Further, the renovation will allow Beit Hatfutsot to expand its educational offering. Its International School for Jewish Peoplehood Studies will put a greater emphasis on online programs, thereby providing more and more Jewish institutions globally with learning opportunities focused on Jewish identity and connection.
Of course, the biggest shift will be the re-designed Museum of the Jewish People, to open in two phases. Phase 1, to open in May 2016, will consist of a new 20,000 square feet wing and the launch of four new exhibits, two permanent and two temporary. These will include a refurbished 6,000-square-feet exhibition hall featuring true-to-scale models of famous synagogues from around the world; “Heroes”, a gallery that will tell the stories of Jewish heroes from Moses through Albert Einstein; a showcase of the life of Bob Dylan, in honor of his 75th birthday (temporary exhibit); and a special exhibition in honor of the 30th anniversary since Operation Moses, which brought the majority of Israel’s Ethiopian population to the homeland.
The museum is being designed by the renowned Patrick Gallagher, who told eJP that he has never worked on a project so unique that spans such a large stretch of history – from Biblical times to modern day.
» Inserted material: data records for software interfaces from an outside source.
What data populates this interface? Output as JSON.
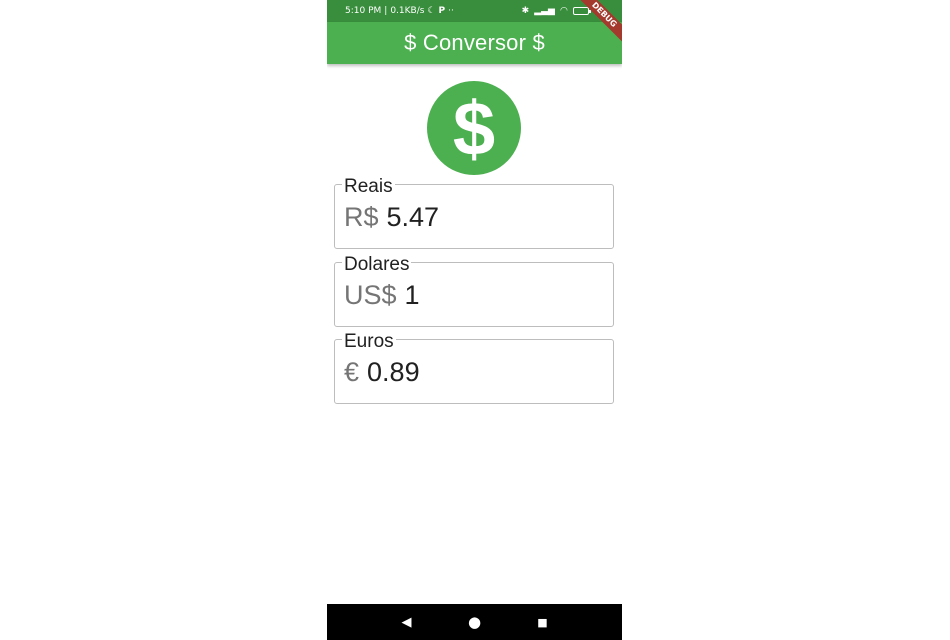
{
  "status_bar": {
    "time": "5:10 PM",
    "net_speed": "0.1KB/s",
    "battery": "23"
  },
  "app_bar": {
    "title": "$ Conversor $",
    "debug_banner": "DEBUG"
  },
  "colors": {
    "primary": "#4caf50",
    "primary_dark": "#388e3c",
    "icon_symbol": "#ffffff"
  },
  "icon": {
    "name": "monetization-icon",
    "symbol": "$"
  },
  "fields": [
    {
      "label": "Reais",
      "prefix": "R$",
      "value": "5.47"
    },
    {
      "label": "Dolares",
      "prefix": "US$",
      "value": "1"
    },
    {
      "label": "Euros",
      "prefix": "€",
      "value": "0.89"
    }
  ],
  "nav": {
    "back_icon": "◀",
    "home_icon": "●",
    "recents_icon": "■"
  }
}
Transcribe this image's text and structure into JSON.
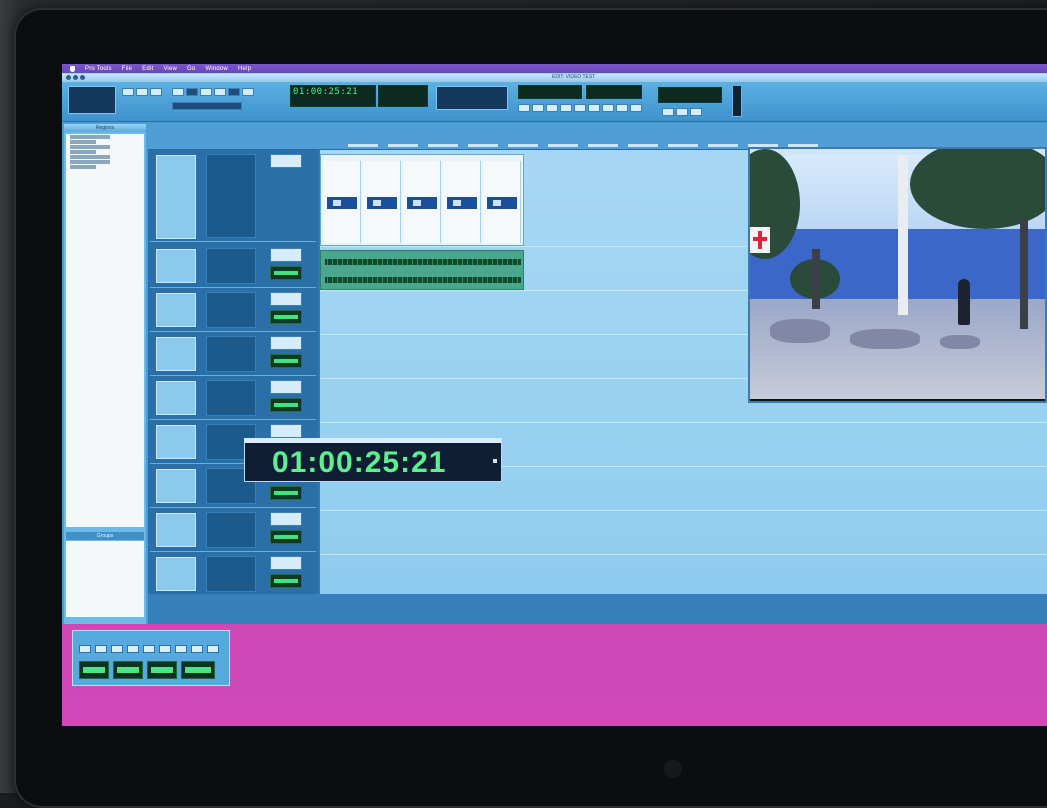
{
  "menubar": {
    "items": [
      "Pro Tools",
      "File",
      "Edit",
      "View",
      "Go",
      "Window",
      "Help"
    ]
  },
  "window": {
    "title": "EDIT: VIDEO TEST"
  },
  "transport": {
    "main_counter": "01:00:25:21",
    "big_counter": "01:00:25:21"
  },
  "panels": {
    "regions_header": "Regions",
    "groups_header": "Groups"
  },
  "colors": {
    "counter_green": "#5cf08f",
    "ui_blue": "#4a9ed3",
    "desktop_magenta": "#c23fae"
  }
}
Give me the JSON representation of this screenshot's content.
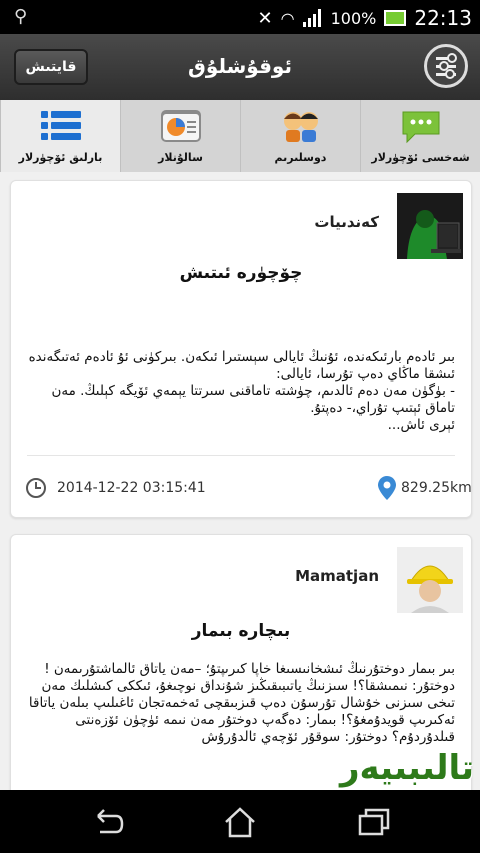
{
  "status": {
    "battery": "100%",
    "time": "22:13"
  },
  "appbar": {
    "back_label": "قايتىش",
    "title": "ئوقۇشلۇق"
  },
  "tabs": [
    {
      "label": "بارلىق ئۆچۈرلار",
      "icon": "list-icon",
      "active": true
    },
    {
      "label": "سالۇنلار",
      "icon": "salon-icon",
      "active": false
    },
    {
      "label": "دوسلىرىم",
      "icon": "friends-icon",
      "active": false
    },
    {
      "label": "شەخسى ئۆچۈرلار",
      "icon": "chat-icon",
      "active": false
    }
  ],
  "posts": [
    {
      "author": "كەندىيات",
      "title": "چۆچۈرە ئىتىش",
      "body": "بىر ئادەم بارئىكەندە، ئۇنىڭ ئايالى سېستىرا ئىكەن. بىركۈنى ئۇ ئادەم ئەتىگەندە ئىشقا ماڭاي دەپ تۇرسا، ئايالى:\n- بۈگۈن مەن دەم ئالدىم، چۈشتە تاماقنى سىرتتا يېمەي ئۆيگە كېلىڭ. مەن تاماق ئېتىپ تۇراي،- دەپتۇ.\nئېرى ئاش...",
      "timestamp": "2014-12-22 03:15:41",
      "distance": "829.25km"
    },
    {
      "author": "Mamatjan",
      "title": "بىچارە بىمار",
      "body": "بىر بىمار دوختۇرنىڭ ئىشخانىسىغا خاپا كىرىپتۇ؛ –مەن ياتاق ئالماشتۇرىمەن !\nدوختۇر: نىمىشقا؟! سىزنىڭ ياتىبىقىڭىز شۇنداق نوچىغۇ، ئىككى كىشلىك مەن تىخى سىزنى خۇشال تۇرسۇن دەپ قىزبىقچى ئەخمەتجان ئاغىلىپ بىلەن ياتاقا ئەكىرىپ قويدۇمغۇ؟! بىمار: دەگەپ دوختۇر مەن نىمە ئۈچۈن ئۆزەنتى قىلدۇردۇم؟ دوختۇر: سوقۇر ئۆچەي ئالدۇرۇش"
    }
  ],
  "watermark": "تالىبىيەر"
}
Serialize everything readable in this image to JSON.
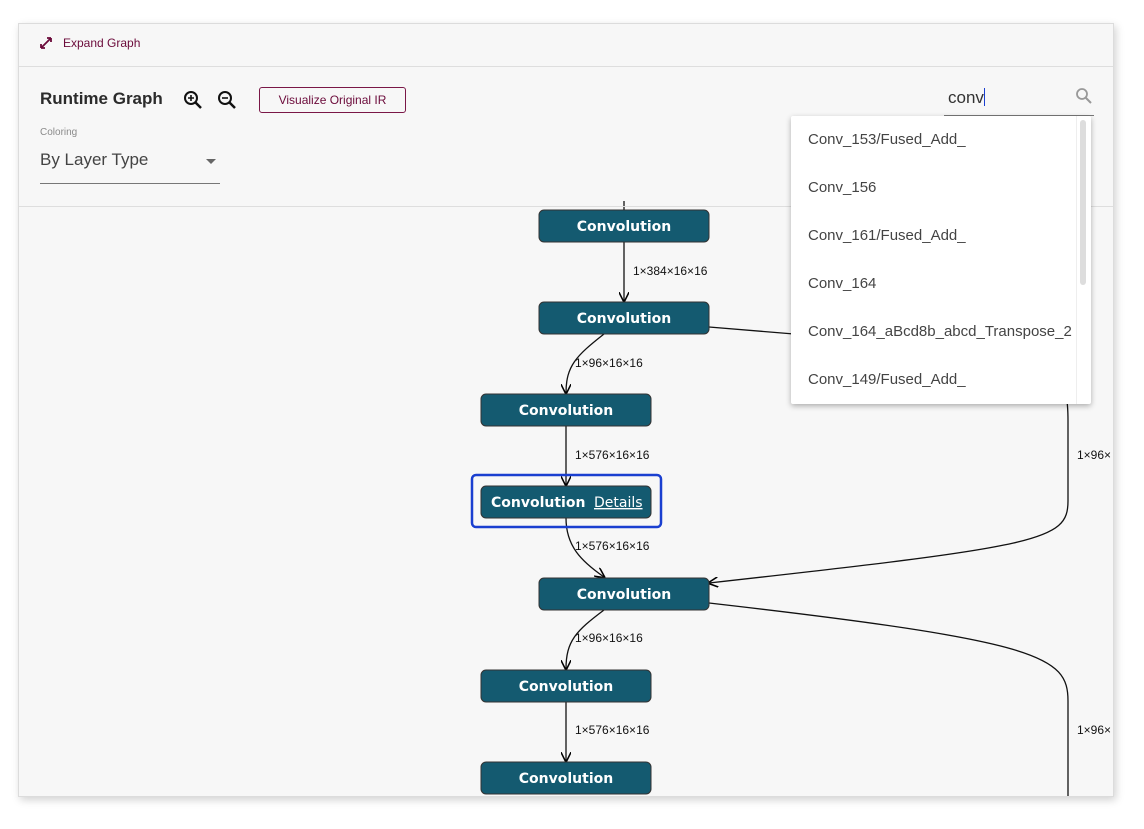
{
  "header": {
    "expand_label": "Expand Graph",
    "expand_icon": "expand-arrows-icon"
  },
  "toolbar": {
    "title": "Runtime Graph",
    "zoom_in_icon": "zoom-in-icon",
    "zoom_out_icon": "zoom-out-icon",
    "visualize_label": "Visualize Original IR"
  },
  "coloring": {
    "label": "Coloring",
    "value": "By Layer Type"
  },
  "search": {
    "value": "conv",
    "icon": "search-icon"
  },
  "dropdown": {
    "items": [
      "Conv_153/Fused_Add_",
      "Conv_156",
      "Conv_161/Fused_Add_",
      "Conv_164",
      "Conv_164_aBcd8b_abcd_Transpose_2",
      "Conv_149/Fused_Add_"
    ]
  },
  "graph": {
    "nodes": [
      "Convolution",
      "Convolution",
      "Convolution",
      "Convolution",
      "Convolution",
      "Convolution",
      "Convolution"
    ],
    "details_label": "Details",
    "edges": [
      "1×384×16×16",
      "1×96×16×16",
      "1×576×16×16",
      "1×576×16×16",
      "1×96×16×16",
      "1×576×16×16",
      "1×96×",
      "1×96×"
    ],
    "colors": {
      "node": "#145a70",
      "highlight": "#1a3fd0",
      "accent": "#6b0a3a"
    }
  }
}
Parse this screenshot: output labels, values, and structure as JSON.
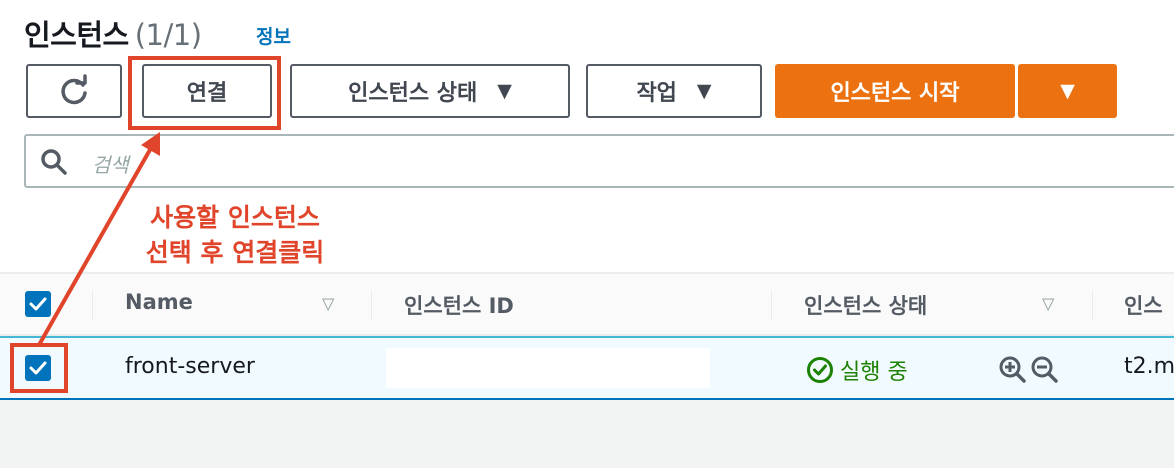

He says he is using a combination of environmental design, multimedia, film, collection, representative imagery and photography to accomplish the goal.
“We don’t just want an analog of Jewish history, but we want you to think about history from a personal perspective,” Gallagher explained. “Rather than starting from the beginning, we are going to start the story in the modern era. Visitors will be able to reflect on the Jewish world today and the impact that history has had on their current Jewish identities. This will not be an encyclopedic view of history.”
Gallagher described the floor plan as open and says one could migrate from one area to another based on their interests or personal connection. On a visit, one could see the museum in its entirety or focus on one area. There will be a fast-track (surface discovery), as well as an opportunity for layered learning.
“This is the me generation, but we know that once we have them, they will want to spend the time,” says Gallagher.
The museum will be enhanced through a series of open questions, which will accompany attendees along their museum journey. The questions will challenge them to think about their role and how history fits into their lives, according to Gallagher.
“I believe it will be important for any visitor to Israel to visit here first. That way, when they walk the streets, they will understand the people they meet from a very different perspective,” notes Gallagher. “What does it mean to be Jewish? What does it mean to be Israel? They will understand themselves and their Israel experience in a very different way.”
Nevzlin called on donors in Israel and abroad to partner with her on this mission. She says it is, “the responsibility of the current generation of donors to build for the future. The most urgent thing from my point of view is giving people a chance to connect and understand who we are. … We have the ability to tell the story right now, before we lose a generation of Jews.”
Photos courtesy Beit Hatfutsot